After all that has gone wrong, all the opposition, back home and abroad, after all the blood spilt, the refugees, the devastation, the terrorism… after all the material and moral damage done, why would the Americans build their largest embassy in Baghdad? For what purpose? To remind us/them of what exactly? Of their power? Their ruthlessness? Their lack of remorse? Their superiority? Their triumph? Their victory over the poor, the weak and the defenceless?

Over 250 civilians were killed last week, 4 of them children. 40 were killed by the occupier –they were but a few that US forces killed last week, they were the ones not fighting them. Of the ‘combatant’ kind they have killed hundreds this month alone. They call them ‘criminals.’ They call them ‘cowards’ for ‘hiding among civilians’ when they kill them together with their families.

They always kill those ‘criminals’ in ‘self-defence.’ Of course, it makes sense that an army would attack and occupy another country, far away, and kill its citizens in self defence.

‘We have the right to protect ourselves,’ say the US generals. Clearly. The soldiers have the right to protect themselves as they are bombing, attacking, humiliating, bringing a whole country to its knees.

As for the Iraqis, it seems they have no right to protect themselves.

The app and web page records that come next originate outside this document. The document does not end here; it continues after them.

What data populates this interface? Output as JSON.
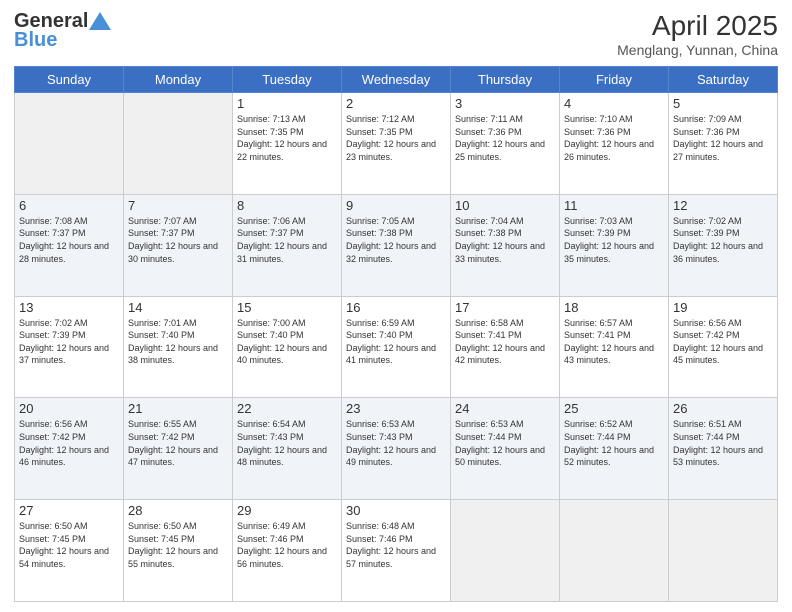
{
  "header": {
    "logo_line1": "General",
    "logo_line2": "Blue",
    "month": "April 2025",
    "location": "Menglang, Yunnan, China"
  },
  "weekdays": [
    "Sunday",
    "Monday",
    "Tuesday",
    "Wednesday",
    "Thursday",
    "Friday",
    "Saturday"
  ],
  "weeks": [
    [
      {
        "day": "",
        "sunrise": "",
        "sunset": "",
        "daylight": ""
      },
      {
        "day": "",
        "sunrise": "",
        "sunset": "",
        "daylight": ""
      },
      {
        "day": "1",
        "sunrise": "Sunrise: 7:13 AM",
        "sunset": "Sunset: 7:35 PM",
        "daylight": "Daylight: 12 hours and 22 minutes."
      },
      {
        "day": "2",
        "sunrise": "Sunrise: 7:12 AM",
        "sunset": "Sunset: 7:35 PM",
        "daylight": "Daylight: 12 hours and 23 minutes."
      },
      {
        "day": "3",
        "sunrise": "Sunrise: 7:11 AM",
        "sunset": "Sunset: 7:36 PM",
        "daylight": "Daylight: 12 hours and 25 minutes."
      },
      {
        "day": "4",
        "sunrise": "Sunrise: 7:10 AM",
        "sunset": "Sunset: 7:36 PM",
        "daylight": "Daylight: 12 hours and 26 minutes."
      },
      {
        "day": "5",
        "sunrise": "Sunrise: 7:09 AM",
        "sunset": "Sunset: 7:36 PM",
        "daylight": "Daylight: 12 hours and 27 minutes."
      }
    ],
    [
      {
        "day": "6",
        "sunrise": "Sunrise: 7:08 AM",
        "sunset": "Sunset: 7:37 PM",
        "daylight": "Daylight: 12 hours and 28 minutes."
      },
      {
        "day": "7",
        "sunrise": "Sunrise: 7:07 AM",
        "sunset": "Sunset: 7:37 PM",
        "daylight": "Daylight: 12 hours and 30 minutes."
      },
      {
        "day": "8",
        "sunrise": "Sunrise: 7:06 AM",
        "sunset": "Sunset: 7:37 PM",
        "daylight": "Daylight: 12 hours and 31 minutes."
      },
      {
        "day": "9",
        "sunrise": "Sunrise: 7:05 AM",
        "sunset": "Sunset: 7:38 PM",
        "daylight": "Daylight: 12 hours and 32 minutes."
      },
      {
        "day": "10",
        "sunrise": "Sunrise: 7:04 AM",
        "sunset": "Sunset: 7:38 PM",
        "daylight": "Daylight: 12 hours and 33 minutes."
      },
      {
        "day": "11",
        "sunrise": "Sunrise: 7:03 AM",
        "sunset": "Sunset: 7:39 PM",
        "daylight": "Daylight: 12 hours and 35 minutes."
      },
      {
        "day": "12",
        "sunrise": "Sunrise: 7:02 AM",
        "sunset": "Sunset: 7:39 PM",
        "daylight": "Daylight: 12 hours and 36 minutes."
      }
    ],
    [
      {
        "day": "13",
        "sunrise": "Sunrise: 7:02 AM",
        "sunset": "Sunset: 7:39 PM",
        "daylight": "Daylight: 12 hours and 37 minutes."
      },
      {
        "day": "14",
        "sunrise": "Sunrise: 7:01 AM",
        "sunset": "Sunset: 7:40 PM",
        "daylight": "Daylight: 12 hours and 38 minutes."
      },
      {
        "day": "15",
        "sunrise": "Sunrise: 7:00 AM",
        "sunset": "Sunset: 7:40 PM",
        "daylight": "Daylight: 12 hours and 40 minutes."
      },
      {
        "day": "16",
        "sunrise": "Sunrise: 6:59 AM",
        "sunset": "Sunset: 7:40 PM",
        "daylight": "Daylight: 12 hours and 41 minutes."
      },
      {
        "day": "17",
        "sunrise": "Sunrise: 6:58 AM",
        "sunset": "Sunset: 7:41 PM",
        "daylight": "Daylight: 12 hours and 42 minutes."
      },
      {
        "day": "18",
        "sunrise": "Sunrise: 6:57 AM",
        "sunset": "Sunset: 7:41 PM",
        "daylight": "Daylight: 12 hours and 43 minutes."
      },
      {
        "day": "19",
        "sunrise": "Sunrise: 6:56 AM",
        "sunset": "Sunset: 7:42 PM",
        "daylight": "Daylight: 12 hours and 45 minutes."
      }
    ],
    [
      {
        "day": "20",
        "sunrise": "Sunrise: 6:56 AM",
        "sunset": "Sunset: 7:42 PM",
        "daylight": "Daylight: 12 hours and 46 minutes."
      },
      {
        "day": "21",
        "sunrise": "Sunrise: 6:55 AM",
        "sunset": "Sunset: 7:42 PM",
        "daylight": "Daylight: 12 hours and 47 minutes."
      },
      {
        "day": "22",
        "sunrise": "Sunrise: 6:54 AM",
        "sunset": "Sunset: 7:43 PM",
        "daylight": "Daylight: 12 hours and 48 minutes."
      },
      {
        "day": "23",
        "sunrise": "Sunrise: 6:53 AM",
        "sunset": "Sunset: 7:43 PM",
        "daylight": "Daylight: 12 hours and 49 minutes."
      },
      {
        "day": "24",
        "sunrise": "Sunrise: 6:53 AM",
        "sunset": "Sunset: 7:44 PM",
        "daylight": "Daylight: 12 hours and 50 minutes."
      },
      {
        "day": "25",
        "sunrise": "Sunrise: 6:52 AM",
        "sunset": "Sunset: 7:44 PM",
        "daylight": "Daylight: 12 hours and 52 minutes."
      },
      {
        "day": "26",
        "sunrise": "Sunrise: 6:51 AM",
        "sunset": "Sunset: 7:44 PM",
        "daylight": "Daylight: 12 hours and 53 minutes."
      }
    ],
    [
      {
        "day": "27",
        "sunrise": "Sunrise: 6:50 AM",
        "sunset": "Sunset: 7:45 PM",
        "daylight": "Daylight: 12 hours and 54 minutes."
      },
      {
        "day": "28",
        "sunrise": "Sunrise: 6:50 AM",
        "sunset": "Sunset: 7:45 PM",
        "daylight": "Daylight: 12 hours and 55 minutes."
      },
      {
        "day": "29",
        "sunrise": "Sunrise: 6:49 AM",
        "sunset": "Sunset: 7:46 PM",
        "daylight": "Daylight: 12 hours and 56 minutes."
      },
      {
        "day": "30",
        "sunrise": "Sunrise: 6:48 AM",
        "sunset": "Sunset: 7:46 PM",
        "daylight": "Daylight: 12 hours and 57 minutes."
      },
      {
        "day": "",
        "sunrise": "",
        "sunset": "",
        "daylight": ""
      },
      {
        "day": "",
        "sunrise": "",
        "sunset": "",
        "daylight": ""
      },
      {
        "day": "",
        "sunrise": "",
        "sunset": "",
        "daylight": ""
      }
    ]
  ]
}
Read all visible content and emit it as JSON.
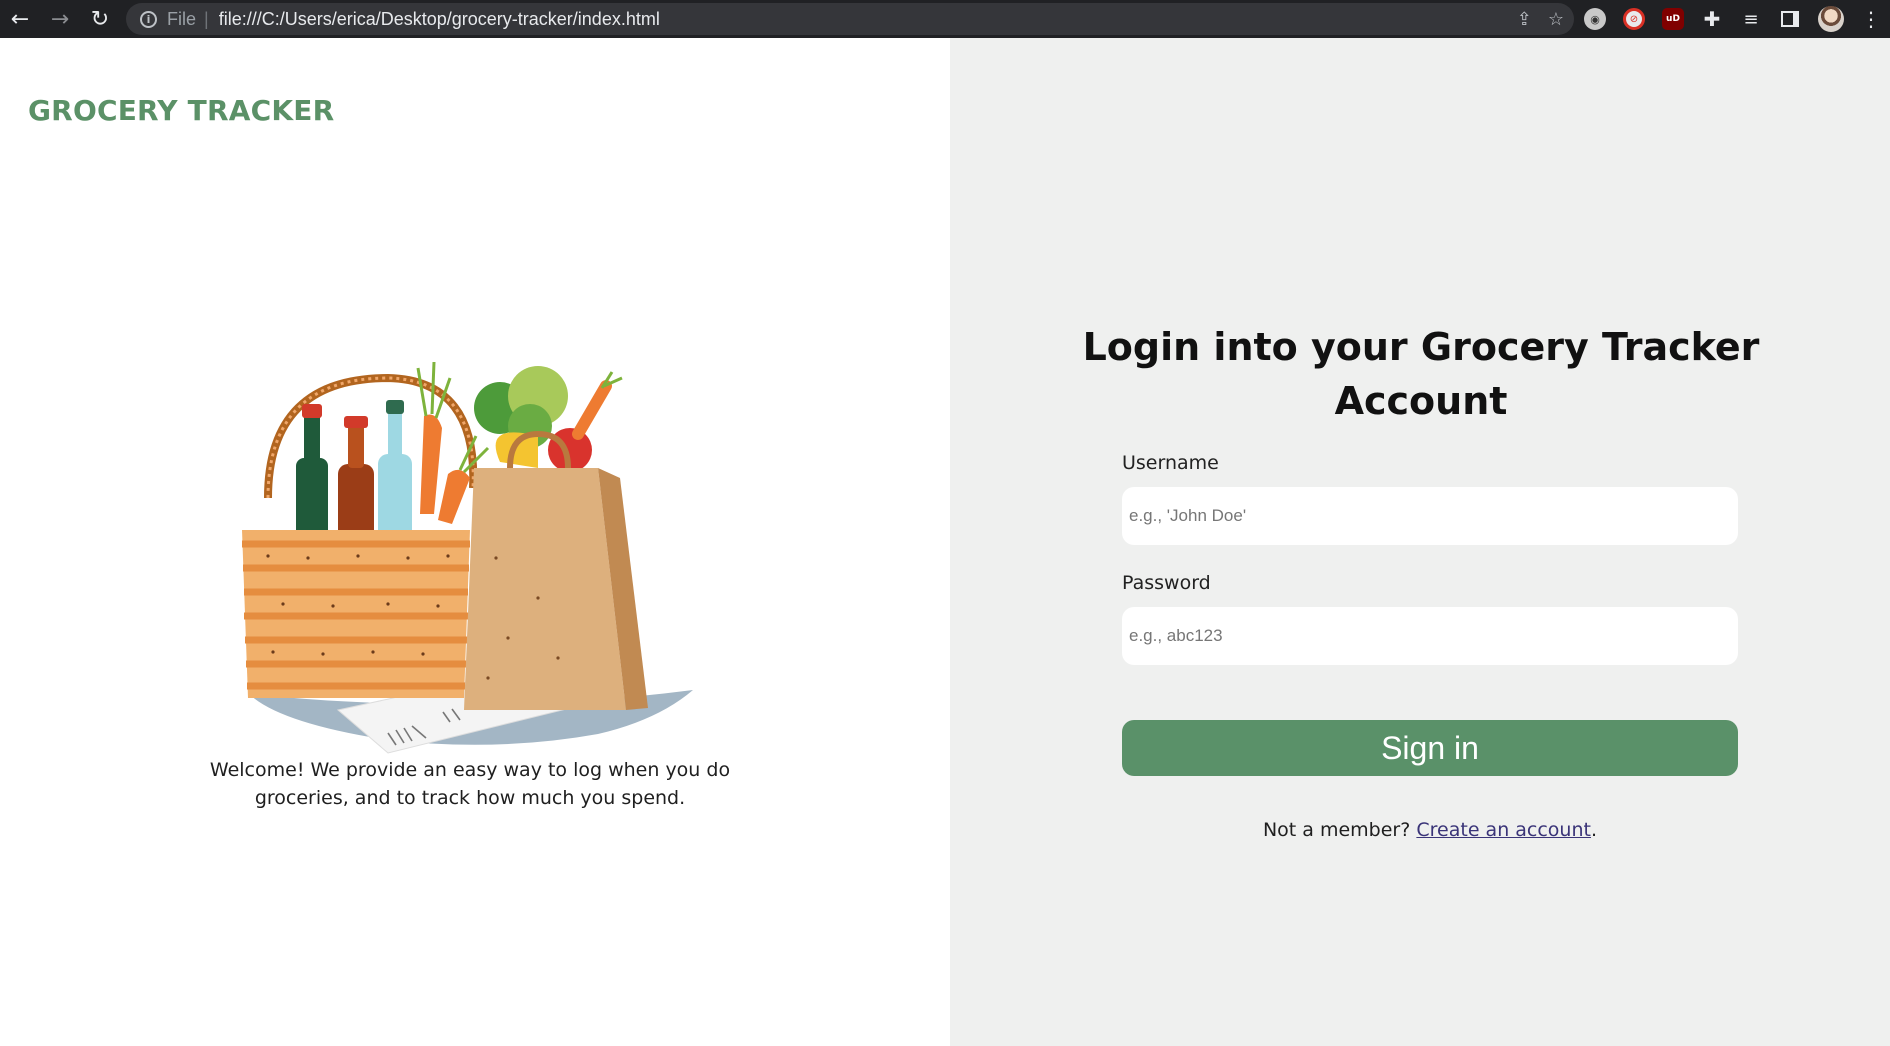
{
  "browser": {
    "back_icon": "arrow-left-icon",
    "forward_icon": "arrow-right-icon",
    "reload_icon": "reload-icon",
    "scheme_label": "File",
    "url": "file:///C:/Users/erica/Desktop/grocery-tracker/index.html"
  },
  "brand": {
    "name": "GROCERY TRACKER",
    "color": "#5b9167"
  },
  "hero": {
    "illustration": "grocery-basket-illustration",
    "welcome_text": "Welcome! We provide an easy way to log when you do groceries, and to track how much you spend."
  },
  "login": {
    "title": "Login into your Grocery Tracker Account",
    "username_label": "Username",
    "username_placeholder": "e.g., 'John Doe'",
    "username_value": "",
    "password_label": "Password",
    "password_placeholder": "e.g., abc123",
    "password_value": "",
    "signin_label": "Sign in",
    "signin_color": "#5a9169",
    "member_prompt": "Not a member? ",
    "create_link": "Create an account",
    "member_suffix": "."
  }
}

Instead, they are expected to rely on the ‘protection’ of their occupiers. I wonder who this still makes sense to.